The Roadster again stood out in terms of riding dynamics because it has the stiffest suspension setup out of the lot. While it won’t throw the rider to a different dimension while encountering undulations, the Mavrick certainly feels more composed than the Roadster and the Classic? Definitely more comfortable than the Roadster. It instills more confidence while cornering as compared to the Classic but still, something felt off. Not with the motorcycle mechanically but the way it behaves in the real world. The awkward rider’s triangle adds to this feeling. The Roadster still feels a lot more manageable and flickable around bends as compared to the Classic. The same can also be said about its braking department which is not as potent or communicative as the Mavrick but it won’t put you off with unnecessary jumpscares.

Lately, Hero has struck gold when it comes to riding dynamics because even when it comes to the Mavrick, it struck the perfect balance between involvement and ride quality. So much so that it just outshines the competition while becoming the gold standard. Its 17-inch wheels at both ends lend it naked-streetfighter-like agility while the suspension setup makes easy work of undulations. It feels supple over bumps while also doubling up as an enabler if you wish to have some fun around bends. Even the braking department bestows confidence to go faster and faster with ample feedback and bite.

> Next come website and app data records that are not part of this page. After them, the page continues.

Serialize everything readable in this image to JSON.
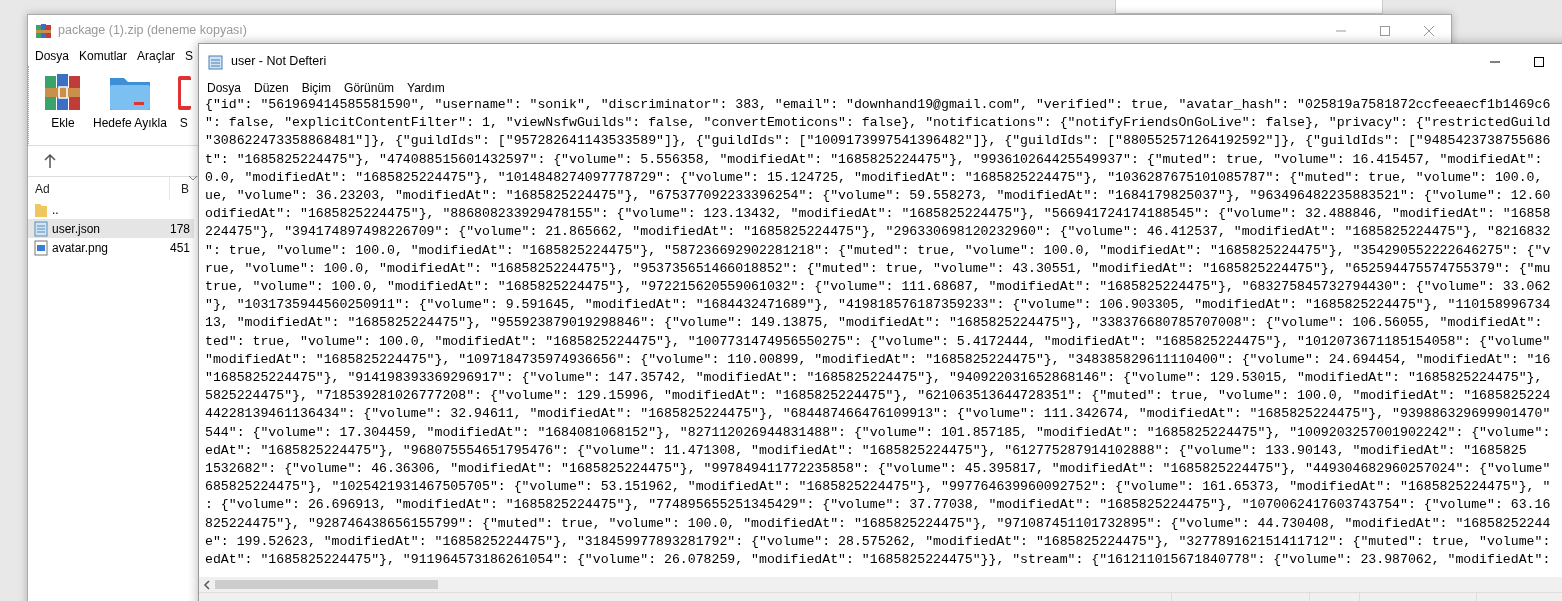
{
  "archive_window": {
    "title": "package (1).zip (deneme kopyası)",
    "menu": [
      "Dosya",
      "Komutlar",
      "Araçlar",
      "S"
    ],
    "toolbar": [
      {
        "label": "Ekle",
        "kind": "archive"
      },
      {
        "label": "Hedefe Ayıkla",
        "kind": "folder"
      },
      {
        "label": "S",
        "kind": "tool"
      }
    ],
    "columns": [
      "Ad",
      "B"
    ],
    "files": [
      {
        "name": "..",
        "kind": "folder",
        "selected": false
      },
      {
        "name": "user.json",
        "size": "178",
        "kind": "text",
        "selected": true
      },
      {
        "name": "avatar.png",
        "size": "451",
        "kind": "image",
        "selected": false
      }
    ]
  },
  "notepad": {
    "title": "user - Not Defteri",
    "menu": [
      "Dosya",
      "Düzen",
      "Biçim",
      "Görünüm",
      "Yardım"
    ],
    "lines": [
      "{\"id\": \"561969414585581590\", \"username\": \"sonik\", \"discriminator\": 383, \"email\": \"downhand19@gmail.com\", \"verified\": true, \"avatar_hash\": \"025819a7581872ccfeeaecf1b1469c6",
      "\": false, \"explicitContentFilter\": 1, \"viewNsfwGuilds\": false, \"convertEmoticons\": false}, \"notifications\": {\"notifyFriendsOnGoLive\": false}, \"privacy\": {\"restrictedGuild",
      "\"308622473358868481\"]}, {\"guildIds\": [\"957282641143533589\"]}, {\"guildIds\": [\"1009173997541396482\"]}, {\"guildIds\": [\"880552571264192592\"]}, {\"guildIds\": [\"9485423738755686",
      "t\": \"1685825224475\"}, \"474088515601432597\": {\"volume\": 5.556358, \"modifiedAt\": \"1685825224475\"}, \"993610264425549937\": {\"muted\": true, \"volume\": 16.415457, \"modifiedAt\":",
      "0.0, \"modifiedAt\": \"1685825224475\"}, \"1014848274097778729\": {\"volume\": 15.124725, \"modifiedAt\": \"1685825224475\"}, \"1036287675101085787\": {\"muted\": true, \"volume\": 100.0,",
      "ue, \"volume\": 36.23203, \"modifiedAt\": \"1685825224475\"}, \"675377092233396254\": {\"volume\": 59.558273, \"modifiedAt\": \"1684179825037\"}, \"963496482235883521\": {\"volume\": 12.60",
      "odifiedAt\": \"1685825224475\"}, \"886808233929478155\": {\"volume\": 123.13432, \"modifiedAt\": \"1685825224475\"}, \"566941724174188545\": {\"volume\": 32.488846, \"modifiedAt\": \"16858",
      "224475\"}, \"394174897498226709\": {\"volume\": 21.865662, \"modifiedAt\": \"1685825224475\"}, \"296330698120232960\": {\"volume\": 46.412537, \"modifiedAt\": \"1685825224475\"}, \"8216832",
      "\": true, \"volume\": 100.0, \"modifiedAt\": \"1685825224475\"}, \"587236692902281218\": {\"muted\": true, \"volume\": 100.0, \"modifiedAt\": \"1685825224475\"}, \"354290552222646275\": {\"v",
      "rue, \"volume\": 100.0, \"modifiedAt\": \"1685825224475\"}, \"953735651466018852\": {\"muted\": true, \"volume\": 43.30551, \"modifiedAt\": \"1685825224475\"}, \"652594475574755379\": {\"mu",
      "true, \"volume\": 100.0, \"modifiedAt\": \"1685825224475\"}, \"972215620559061032\": {\"volume\": 111.68687, \"modifiedAt\": \"1685825224475\"}, \"683275845732794430\": {\"volume\": 33.062",
      "\"}, \"1031735944560250911\": {\"volume\": 9.591645, \"modifiedAt\": \"1684432471689\"}, \"419818576187359233\": {\"volume\": 106.903305, \"modifiedAt\": \"1685825224475\"}, \"110158996734",
      "13, \"modifiedAt\": \"1685825224475\"}, \"955923879019298846\": {\"volume\": 149.13875, \"modifiedAt\": \"1685825224475\"}, \"338376680785707008\": {\"volume\": 106.56055, \"modifiedAt\":",
      "ted\": true, \"volume\": 100.0, \"modifiedAt\": \"1685825224475\"}, \"1007731474956550275\": {\"volume\": 5.4172444, \"modifiedAt\": \"1685825224475\"}, \"1012073671185154058\": {\"volume\"",
      "\"modifiedAt\": \"1685825224475\"}, \"1097184735974936656\": {\"volume\": 110.00899, \"modifiedAt\": \"1685825224475\"}, \"348385829611110400\": {\"volume\": 24.694454, \"modifiedAt\": \"16",
      "\"1685825224475\"}, \"914198393369296917\": {\"volume\": 147.35742, \"modifiedAt\": \"1685825224475\"}, \"940922031652868146\": {\"volume\": 129.53015, \"modifiedAt\": \"1685825224475\"},",
      "5825224475\"}, \"718539281026777208\": {\"volume\": 129.15996, \"modifiedAt\": \"1685825224475\"}, \"621063513644728351\": {\"muted\": true, \"volume\": 100.0, \"modifiedAt\": \"1685825224",
      "44228139461136434\": {\"volume\": 32.94611, \"modifiedAt\": \"1685825224475\"}, \"684487466476109913\": {\"volume\": 111.342674, \"modifiedAt\": \"1685825224475\"}, \"939886329699901470\"",
      "544\": {\"volume\": 17.304459, \"modifiedAt\": \"1684081068152\"}, \"827112026944831488\": {\"volume\": 101.857185, \"modifiedAt\": \"1685825224475\"}, \"1009203257001902242\": {\"volume\":",
      "edAt\": \"1685825224475\"}, \"968075554651795476\": {\"volume\": 11.471308, \"modifiedAt\": \"1685825224475\"}, \"612775287914102888\": {\"volume\": 133.90143, \"modifiedAt\": \"1685825",
      "1532682\": {\"volume\": 46.36306, \"modifiedAt\": \"1685825224475\"}, \"997849411772235858\": {\"volume\": 45.395817, \"modifiedAt\": \"1685825224475\"}, \"449304682960257024\": {\"volume\"",
      "685825224475\"}, \"1025421931467505705\": {\"volume\": 53.151962, \"modifiedAt\": \"1685825224475\"}, \"997764639960092752\": {\"volume\": 161.65373, \"modifiedAt\": \"1685825224475\"}, \"",
      ": {\"volume\": 26.696913, \"modifiedAt\": \"1685825224475\"}, \"774895655251345429\": {\"volume\": 37.77038, \"modifiedAt\": \"1685825224475\"}, \"1070062417603743754\": {\"volume\": 63.16",
      "825224475\"}, \"928746438656155799\": {\"muted\": true, \"volume\": 100.0, \"modifiedAt\": \"1685825224475\"}, \"971087451101732895\": {\"volume\": 44.730408, \"modifiedAt\": \"16858252244",
      "e\": 199.52623, \"modifiedAt\": \"1685825224475\"}, \"318459977893281792\": {\"volume\": 28.575262, \"modifiedAt\": \"1685825224475\"}, \"327789162151411712\": {\"muted\": true, \"volume\":",
      "edAt\": \"1685825224475\"}, \"911964573186261054\": {\"volume\": 26.078259, \"modifiedAt\": \"1685825224475\"}}, \"stream\": {\"161211015671840778\": {\"volume\": 23.987062, \"modifiedAt\":"
    ]
  }
}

At the end of one fine day of riding these beauties back to back, it couldn’t have been more clear that if someone wants to buy an authentically retro motorcycle, they will certainly knock at RE’s dealerships. Not anywhere else. Many have tried replicating its old-school formula and all of them failed. If someone wants a Classic 350, they will get the Classic 350. The Classic has crushed its competition by asserting dominance you would expect from an emperor. It still stands its ground undaunted and we can see why. Then there’s the Yezdi Roadster which would appeal to enthusiasts out there who wish to own a retro beauty, sans the laziness that comes with it. It has oodles of character to keep you smiling ear to ear. For sh*ts and giggles, the Roadster is the way to go. However, for an everyday motorcyclist who’s seeking pure motorcycling, the Hero Mavrick presents itself as the strongest contender. Its biggest and only fault being its simple looks. If you can look past that, it weaves the magic of the Classic 350 and involvement of the Roadster together, to compose a spell which is bound to enchant most of the motorcyclists out there.

TopGear Magazine July 2024